--- INPUT RECORDS ---

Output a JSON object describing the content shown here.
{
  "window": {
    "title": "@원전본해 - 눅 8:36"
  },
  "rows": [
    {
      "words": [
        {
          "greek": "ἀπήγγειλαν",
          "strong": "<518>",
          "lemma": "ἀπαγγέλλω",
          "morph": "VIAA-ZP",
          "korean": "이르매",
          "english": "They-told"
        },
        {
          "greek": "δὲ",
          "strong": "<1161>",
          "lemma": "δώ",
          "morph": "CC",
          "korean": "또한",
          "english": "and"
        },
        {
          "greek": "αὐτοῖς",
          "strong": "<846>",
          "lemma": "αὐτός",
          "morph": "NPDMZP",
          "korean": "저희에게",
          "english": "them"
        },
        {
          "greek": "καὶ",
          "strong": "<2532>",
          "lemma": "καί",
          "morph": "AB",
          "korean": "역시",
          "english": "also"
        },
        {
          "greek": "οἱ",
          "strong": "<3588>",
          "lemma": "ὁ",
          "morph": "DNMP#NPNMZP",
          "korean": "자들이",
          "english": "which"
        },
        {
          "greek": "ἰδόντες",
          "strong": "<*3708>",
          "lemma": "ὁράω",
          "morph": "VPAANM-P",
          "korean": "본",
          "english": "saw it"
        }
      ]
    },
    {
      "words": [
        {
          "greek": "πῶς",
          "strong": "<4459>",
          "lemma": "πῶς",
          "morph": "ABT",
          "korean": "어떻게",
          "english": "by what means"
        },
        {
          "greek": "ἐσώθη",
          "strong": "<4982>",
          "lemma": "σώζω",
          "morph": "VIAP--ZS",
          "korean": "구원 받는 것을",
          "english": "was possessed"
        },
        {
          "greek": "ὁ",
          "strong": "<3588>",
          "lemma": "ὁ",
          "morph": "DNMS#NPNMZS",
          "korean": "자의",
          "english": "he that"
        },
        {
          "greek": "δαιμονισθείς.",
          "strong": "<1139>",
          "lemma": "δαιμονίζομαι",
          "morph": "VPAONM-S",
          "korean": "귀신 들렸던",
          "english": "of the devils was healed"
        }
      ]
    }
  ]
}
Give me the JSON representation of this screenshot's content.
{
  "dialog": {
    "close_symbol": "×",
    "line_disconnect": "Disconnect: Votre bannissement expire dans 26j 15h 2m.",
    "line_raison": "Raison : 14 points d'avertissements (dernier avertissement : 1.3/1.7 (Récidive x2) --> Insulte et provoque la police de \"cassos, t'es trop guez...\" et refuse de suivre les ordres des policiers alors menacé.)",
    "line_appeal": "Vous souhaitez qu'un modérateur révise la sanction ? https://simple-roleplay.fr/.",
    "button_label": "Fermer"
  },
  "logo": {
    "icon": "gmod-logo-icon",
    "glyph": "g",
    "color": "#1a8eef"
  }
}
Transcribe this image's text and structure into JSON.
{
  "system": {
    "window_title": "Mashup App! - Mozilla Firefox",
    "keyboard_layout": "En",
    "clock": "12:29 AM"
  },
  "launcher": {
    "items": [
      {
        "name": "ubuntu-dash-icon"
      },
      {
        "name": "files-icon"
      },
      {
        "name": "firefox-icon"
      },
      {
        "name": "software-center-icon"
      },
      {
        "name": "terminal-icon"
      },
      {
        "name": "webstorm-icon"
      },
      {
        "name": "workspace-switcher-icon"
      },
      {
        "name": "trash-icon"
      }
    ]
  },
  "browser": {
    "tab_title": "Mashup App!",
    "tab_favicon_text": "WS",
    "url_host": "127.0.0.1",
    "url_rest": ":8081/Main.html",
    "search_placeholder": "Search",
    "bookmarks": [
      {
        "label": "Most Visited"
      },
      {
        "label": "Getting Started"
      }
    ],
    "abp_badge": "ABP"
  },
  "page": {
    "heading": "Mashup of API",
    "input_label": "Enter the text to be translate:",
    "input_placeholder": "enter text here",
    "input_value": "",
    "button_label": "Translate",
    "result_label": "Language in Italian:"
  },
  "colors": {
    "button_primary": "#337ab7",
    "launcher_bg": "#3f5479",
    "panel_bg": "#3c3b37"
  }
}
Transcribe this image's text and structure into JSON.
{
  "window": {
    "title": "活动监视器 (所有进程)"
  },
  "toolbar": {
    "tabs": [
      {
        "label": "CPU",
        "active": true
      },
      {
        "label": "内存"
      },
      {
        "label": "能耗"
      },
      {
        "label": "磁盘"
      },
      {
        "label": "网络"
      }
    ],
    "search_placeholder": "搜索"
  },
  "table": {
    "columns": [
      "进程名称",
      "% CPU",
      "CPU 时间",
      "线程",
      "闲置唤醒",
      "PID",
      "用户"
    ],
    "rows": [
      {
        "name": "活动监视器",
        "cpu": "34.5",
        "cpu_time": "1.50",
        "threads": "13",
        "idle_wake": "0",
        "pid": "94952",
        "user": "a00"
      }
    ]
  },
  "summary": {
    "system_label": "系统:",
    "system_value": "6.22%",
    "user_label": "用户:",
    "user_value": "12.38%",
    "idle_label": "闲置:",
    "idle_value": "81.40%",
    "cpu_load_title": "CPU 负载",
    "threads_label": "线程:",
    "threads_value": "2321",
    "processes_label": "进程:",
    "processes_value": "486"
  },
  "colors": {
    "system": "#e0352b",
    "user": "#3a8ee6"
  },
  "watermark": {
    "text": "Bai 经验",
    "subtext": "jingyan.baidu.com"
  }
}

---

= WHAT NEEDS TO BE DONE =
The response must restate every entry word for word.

= WRITTEN REPLY =
Output a JSON object describing the content shown here.
{
  "window": {
    "title": "@원전본해 - 눅 8:36"
  },
  "rows": [
    {
      "words": [
        {
          "greek": "ἀπήγγειλαν",
          "strong": "<518>",
          "lemma": "ἀπαγγέλλω",
          "morph": "VIAA-ZP",
          "korean": "이르매",
          "english": "They-told"
        },
        {
          "greek": "δὲ",
          "strong": "<1161>",
          "lemma": "δώ",
          "morph": "CC",
          "korean": "또한",
          "english": "and"
        },
        {
          "greek": "αὐτοῖς",
          "strong": "<846>",
          "lemma": "αὐτός",
          "morph": "NPDMZP",
          "korean": "저희에게",
          "english": "them"
        },
        {
          "greek": "καὶ",
          "strong": "<2532>",
          "lemma": "καί",
          "morph": "AB",
          "korean": "역시",
          "english": "also"
        },
        {
          "greek": "οἱ",
          "strong": "<3588>",
          "lemma": "ὁ",
          "morph": "DNMP#NPNMZP",
          "korean": "자들이",
          "english": "which"
        },
        {
          "greek": "ἰδόντες",
          "strong": "<*3708>",
          "lemma": "ὁράω",
          "morph": "VPAANM-P",
          "korean": "본",
          "english": "saw it"
        }
      ]
    },
    {
      "words": [
        {
          "greek": "πῶς",
          "strong": "<4459>",
          "lemma": "πῶς",
          "morph": "ABT",
          "korean": "어떻게",
          "english": "by what means"
        },
        {
          "greek": "ἐσώθη",
          "strong": "<4982>",
          "lemma": "σώζω",
          "morph": "VIAP--ZS",
          "korean": "구원 받는 것을",
          "english": "was possessed"
        },
        {
          "greek": "ὁ",
          "strong": "<3588>",
          "lemma": "ὁ",
          "morph": "DNMS#NPNMZS",
          "korean": "자의",
          "english": "he that"
        },
        {
          "greek": "δαιμονισθείς.",
          "strong": "<1139>",
          "lemma": "δαιμονίζομαι",
          "morph": "VPAONM-S",
          "korean": "귀신 들렸던",
          "english": "of the devils was healed"
        }
      ]
    }
  ]
}
Give me the JSON representation of this screenshot's content.
{
  "dialog": {
    "close_symbol": "×",
    "line_disconnect": "Disconnect: Votre bannissement expire dans 26j 15h 2m.",
    "line_raison": "Raison : 14 points d'avertissements (dernier avertissement : 1.3/1.7 (Récidive x2) --> Insulte et provoque la police de \"cassos, t'es trop guez...\" et refuse de suivre les ordres des policiers alors menacé.)",
    "line_appeal": "Vous souhaitez qu'un modérateur révise la sanction ? https://simple-roleplay.fr/.",
    "button_label": "Fermer"
  },
  "logo": {
    "icon": "gmod-logo-icon",
    "glyph": "g",
    "color": "#1a8eef"
  }
}
Transcribe this image's text and structure into JSON.
{
  "system": {
    "window_title": "Mashup App! - Mozilla Firefox",
    "keyboard_layout": "En",
    "clock": "12:29 AM"
  },
  "launcher": {
    "items": [
      {
        "name": "ubuntu-dash-icon"
      },
      {
        "name": "files-icon"
      },
      {
        "name": "firefox-icon"
      },
      {
        "name": "software-center-icon"
      },
      {
        "name": "terminal-icon"
      },
      {
        "name": "webstorm-icon"
      },
      {
        "name": "workspace-switcher-icon"
      },
      {
        "name": "trash-icon"
      }
    ]
  },
  "browser": {
    "tab_title": "Mashup App!",
    "tab_favicon_text": "WS",
    "url_host": "127.0.0.1",
    "url_rest": ":8081/Main.html",
    "search_placeholder": "Search",
    "bookmarks": [
      {
        "label": "Most Visited"
      },
      {
        "label": "Getting Started"
      }
    ],
    "abp_badge": "ABP"
  },
  "page": {
    "heading": "Mashup of API",
    "input_label": "Enter the text to be translate:",
    "input_placeholder": "enter text here",
    "input_value": "",
    "button_label": "Translate",
    "result_label": "Language in Italian:"
  },
  "colors": {
    "button_primary": "#337ab7",
    "launcher_bg": "#3f5479",
    "panel_bg": "#3c3b37"
  }
}
Transcribe this image's text and structure into JSON.
{
  "window": {
    "title": "活动监视器 (所有进程)"
  },
  "toolbar": {
    "tabs": [
      {
        "label": "CPU",
        "active": true
      },
      {
        "label": "内存"
      },
      {
        "label": "能耗"
      },
      {
        "label": "磁盘"
      },
      {
        "label": "网络"
      }
    ],
    "search_placeholder": "搜索"
  },
  "table": {
    "columns": [
      "进程名称",
      "% CPU",
      "CPU 时间",
      "线程",
      "闲置唤醒",
      "PID",
      "用户"
    ],
    "rows": [
      {
        "name": "活动监视器",
        "cpu": "34.5",
        "cpu_time": "1.50",
        "threads": "13",
        "idle_wake": "0",
        "pid": "94952",
        "user": "a00"
      }
    ]
  },
  "summary": {
    "system_label": "系统:",
    "system_value": "6.22%",
    "user_label": "用户:",
    "user_value": "12.38%",
    "idle_label": "闲置:",
    "idle_value": "81.40%",
    "cpu_load_title": "CPU 负载",
    "threads_label": "线程:",
    "threads_value": "2321",
    "processes_label": "进程:",
    "processes_value": "486"
  },
  "colors": {
    "system": "#e0352b",
    "user": "#3a8ee6"
  },
  "watermark": {
    "text": "Bai 经验",
    "subtext": "jingyan.baidu.com"
  }
}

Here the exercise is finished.